A recent clinical practice update (S Khanna et al. Clin Gastroenterol Hepatol; 2017; 15: 166-74) provides some succinct recommendations regarding Clostridium difficile infection (CDI) in Inflammatory Bowel Disease (IBD).
Background: In 2011, the authors note that CDI was associated with 29,000 deaths and is now the most lethal enteric pathogen in the U.S.
Differences in pathogenesis of C diff in IBD compared to those without IBD:
- Younger age
- Less frequent antibiotic exposure
- More often community onset (rather than hospital onset)
- Higher recurrence (may be related to dysbiosis)
- In patients with IBD flare, test for CDI
- In patients with CDI and IBD, clinicians should consider “using vancomycin instead of metronidazole.”
- In patients with recurrent CDI and IBD, consider fecal microbiota transplantation
Figure 4 proposes a management algorithm (for adults). If uncomplicated CDI, recommended dose of vancomycin was 125 mg q6h. If no improvement in 3-4 days, then “consider escalation of immunosuppression.” For complicated CDI, consider oral vancomycin at 500 mg q6h and IV metronidazole 500 mg q8. In addition, consider rectal vancomycin and surgery consult.

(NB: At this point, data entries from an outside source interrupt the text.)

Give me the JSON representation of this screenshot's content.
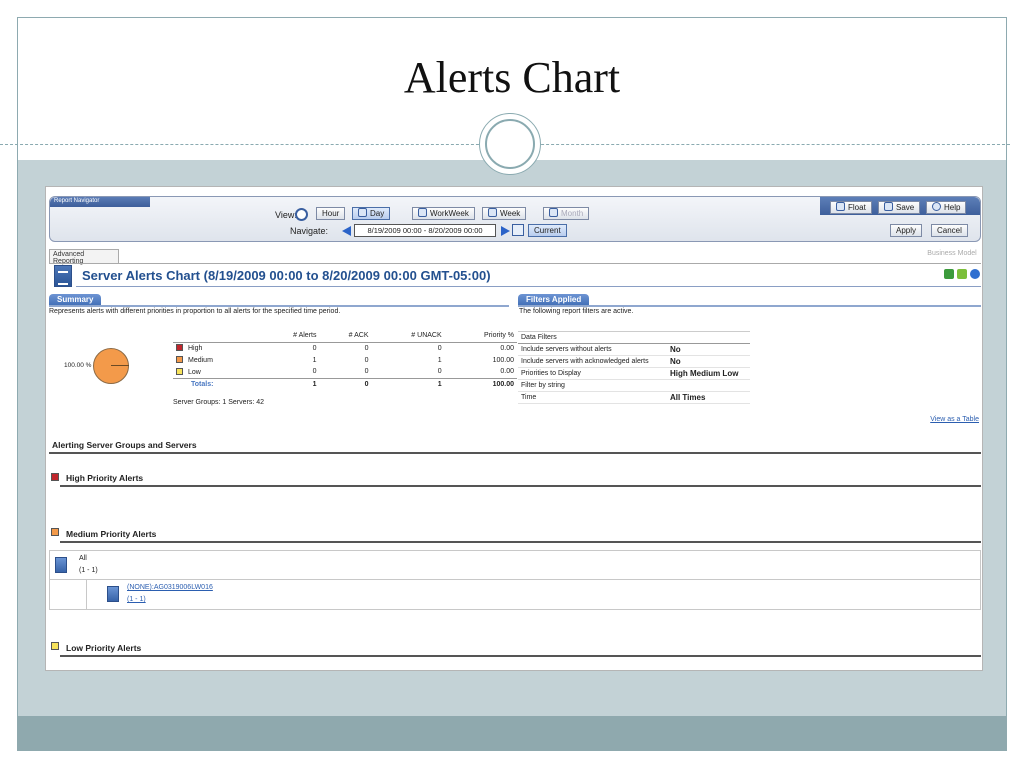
{
  "slide": {
    "title": "Alerts Chart"
  },
  "navigator": {
    "tab_label": "Report Navigator",
    "view_label": "View:",
    "navigate_label": "Navigate:",
    "views": [
      "Hour",
      "Day",
      "WorkWeek",
      "Week",
      "Month"
    ],
    "selected_view": "Day",
    "date_range": "8/19/2009 00:00 - 8/20/2009 00:00",
    "current_label": "Current",
    "float_label": "Float",
    "save_label": "Save",
    "help_label": "Help",
    "apply_label": "Apply",
    "cancel_label": "Cancel"
  },
  "tabs": {
    "advanced": "Advanced Reporting",
    "business": "Business Model"
  },
  "report": {
    "title": "Server Alerts Chart (8/19/2009 00:00 to 8/20/2009 00:00 GMT-05:00)"
  },
  "summary": {
    "section_title": "Summary",
    "description": "Represents alerts with different priorities in proportion to all alerts for the specified time period.",
    "pie_label": "100.00 %",
    "columns": [
      "# Alerts",
      "# ACK",
      "# UNACK",
      "Priority %"
    ],
    "rows": [
      {
        "label": "High",
        "color": "#c0262c",
        "alerts": "0",
        "ack": "0",
        "unack": "0",
        "pct": "0.00"
      },
      {
        "label": "Medium",
        "color": "#f39a4a",
        "alerts": "1",
        "ack": "0",
        "unack": "1",
        "pct": "100.00"
      },
      {
        "label": "Low",
        "color": "#f7e35a",
        "alerts": "0",
        "ack": "0",
        "unack": "0",
        "pct": "0.00"
      }
    ],
    "totals": {
      "label": "Totals:",
      "alerts": "1",
      "ack": "0",
      "unack": "1",
      "pct": "100.00"
    },
    "server_groups": "Server Groups:  1     Servers:  42"
  },
  "filters": {
    "section_title": "Filters Applied",
    "description": "The following report filters are active.",
    "header": "Data Filters",
    "rows": [
      {
        "label": "Include servers without alerts",
        "value": "No"
      },
      {
        "label": "Include servers with acknowledged alerts",
        "value": "No"
      },
      {
        "label": "Priorities to Display",
        "value": "High Medium Low"
      },
      {
        "label": "Filter by string",
        "value": ""
      },
      {
        "label": "Time",
        "value": "All Times"
      }
    ]
  },
  "view_as_table": "View as a Table",
  "alerting": {
    "heading": "Alerting Server Groups and Servers",
    "high_title": "High Priority Alerts",
    "medium_title": "Medium Priority Alerts",
    "low_title": "Low Priority Alerts",
    "group_name": "All",
    "group_range": "(1 - 1)",
    "server_link": "(NONE):AG0319006LW016",
    "server_range": "(1 - 1)"
  },
  "colors": {
    "high": "#c0262c",
    "medium": "#f39a4a",
    "low": "#f7e35a",
    "accent": "#23508f"
  }
}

Complicated CDI includes ICU admission, hypotension, T >38.5, ileus/megacolon, mental status changes, leukocyte count >35,000 or < 2000, or lactate >2.2 mmol/L
Another review article (Y Chen et al. Inflamm Bowel Dis 2017; 23: 200-07) is a meta-analysis that identified six studies. One of these studies was a case-control study with nearly 400,000 patients (and about 7000 cases of C diff). Key finding: CDI results in nearly a doubling of the risk of colectomy (OR 1.90), mainly in patients with ulcerative colitis.
Related blog posts
- 4 Points for C diff in Inflammatory Bowel Disease
- Overdiagnosis of Clostridium difficile with PCR Assays | gutsandgrowth
- Keeping Up with Clostridium Difficile | gutsandgrowth
- What’s the best medical therapy for Clostridium difficile? | gutsandgrowth
- Consensus Guidelines on FMT | gutsandgrowth
Disclaimer: These blog posts are for educational purposes only. Specific dosing of medications (along with potential adverse effects) should be confirmed by prescribing physician. This content is not a substitute for medical advice, diagnosis or treatment provided by a qualified healthcare provider. Always seek the advice of your physician or other qualified health provider with any questions you may have regarding a condition.